Hold this position for 10-15 seconds and don’t be surprised if you start to feel the burn.
To stretch your calves using a passive method, you’ll simply place your heels up against a wall. Next, bend your knees until your legs are at a 90 degree angle. Make sure that your back is straight and that your hips and upper body are leaning against the wall. Now just slowly lower your upper body downwards as far as you can go.
Hold this position for 10-15 seconds, and then repeat.
An extra benefit of stretching in this way is that it will also stretch your hip flexors. These are a group of muscles that attach to the front of your pelvis and run down the front of the thigh. They are especially prone to becoming tight when you spend a lot of time each day sitting. So, in addition to getting your calves more flexible, you’ll also be improving the stretch of these other muscles as well.
How to Stretch Your Upper Back Muscles
We’re down to the final stretch and this one will be focusing on your upper back muscles. This is an important group of muscles as it helps many of your everyday movements such as lifting and carrying things.
When it comes to stretching this group, most men simply stretch their arms backwards. While this does provide a stretch to the upper back area, you’re only targeting one part of it. You’re really missing a whole bunch of other muscles that are further down.
To get a more complete upper back stretch, all you need to do is reach your arms straight out in front of you and then bend to the side as far as you can go. As you do this, you’ll feel a deep muscle stretch all the way down your upper back. Hold this for 20 to 30 seconds and then do the other side.
After completing this final stretch, you’re done. That’s all there is to it. If you do these 5 stretches described in this article daily, you will see improvements in your overall flexibility and range of motion. This will allow you to move through life with greater ease and less tension in your muscles.
And all you had to do was five simple stretches!
Remember, flexibility isn’t just about how far you can stretch. It’s also about how far you can move through life without becoming stiff and immobile.
Sources & references used in this article:
The behaviour of the long-latency stretch reflex in patients with Parkinson’s disease by JC Rothwell, JA Obeso, MM Traub… – Journal of Neurology …, 1983 – jnnp.bmj.com
Acute effects of stretching on the neuromechanical properties of the triceps surae muscle complex by A Cornwell, AG Nelson, B Sidaway – European journal of applied …, 2002 – Springer
Muscle-specific acute changes in passive stiffness of human triceps surae after stretching by K Hirata, E Miyamoto-Mikami, H Kanehisa… – European journal of …, 2016 – Springer
Muscle stretching as an alternative relaxation training procedure by CR Carlson, FL Collins Jr, AJ Nitz, ET Sturgis… – Journal of behavior …, 1990 – Elsevier
Compensation for intrinsic muscle stiffness by short-latency reflexes in human triceps surae muscles by JH Allum, KH Mauritz – Journal of neurophysiology, 1984 – journals.physiology.org
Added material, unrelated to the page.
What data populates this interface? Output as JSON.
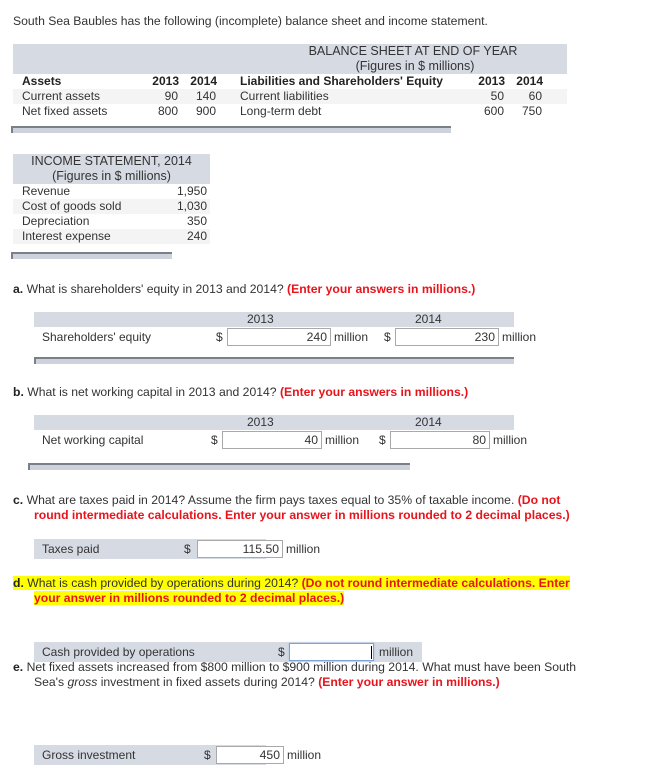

Effects of warming up, massage, and stretching on range of motion and muscle strength in the lower extremity by M Wiktorsson-Moller, B Öberg… – … American journal of …, 1983 – journals.sagepub.com
Relationship between short-range stiffness and yielding in type-identified, chemically skinned muscle fibers from the cat triceps surae muscles by JG Malamud, RE Godt… – Journal of …, 1996 – journals.physiology.org